“It is fitting to return to the more reverent method of receiving the Eucharist on the tongue,” the Archbishop ordered. In some circumstances, the Catholics more so the children who have been receiving the Eucharist in hands could instead take it or part of it to play around with it than eating it which is contrary to the teachings of the Church.     

The decree further guides members of the faith who have not been designated as an extraordinary minister of the communion to stop it, and also halting the celebration of the Eucharist in a non-sacred place unless grave necessity requires otherwise. 

At St Joseph Parish in Nansana where the document was read amid silence, it was noted that they have been further guided that Sunday mass will not be conducted in private homes unless it has been granted so by the parish priest. 

“On other days, for you to have mass celebrated in your home, the head of that home and his family must receive the Eucharist. Moreover, to avoid scandals, the Eucharist is not to be celebrated in the homes of people in such a situation,” the laity publicity read the document quoting the Archbishop. 

The directive also reminds the faithful living in illicit marital cohabitation and those who persist in any grave and manifest sin, not to receive Holy Communion. He further warned the priests and deacons who are not properly vested in the prescribed liturgical vestments to neither concelebrate nor assist the distribution of Holy Communion.   

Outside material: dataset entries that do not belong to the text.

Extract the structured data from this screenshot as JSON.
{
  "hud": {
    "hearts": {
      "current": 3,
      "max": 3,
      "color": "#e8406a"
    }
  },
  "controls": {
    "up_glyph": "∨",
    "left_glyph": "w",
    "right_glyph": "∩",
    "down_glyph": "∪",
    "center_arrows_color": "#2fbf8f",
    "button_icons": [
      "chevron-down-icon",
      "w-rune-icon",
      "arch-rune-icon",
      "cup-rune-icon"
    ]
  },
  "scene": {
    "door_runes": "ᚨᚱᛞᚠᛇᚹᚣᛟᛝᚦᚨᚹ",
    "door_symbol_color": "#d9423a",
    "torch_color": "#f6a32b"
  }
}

During the reign of Pope John Paul II, the Vatican Congregation for Divine Worship and the Sacraments singled out 28 “grave matters” which put at risk the validity and dignity of the Holiest Eucharist. The 65-page instruction, titled the Sacrament of Redemption approved by the pontiff pointed out some abuses more so the grave crimes against the Eucharist are treated as crimes in church law with serious ecclesiastical penalties attached.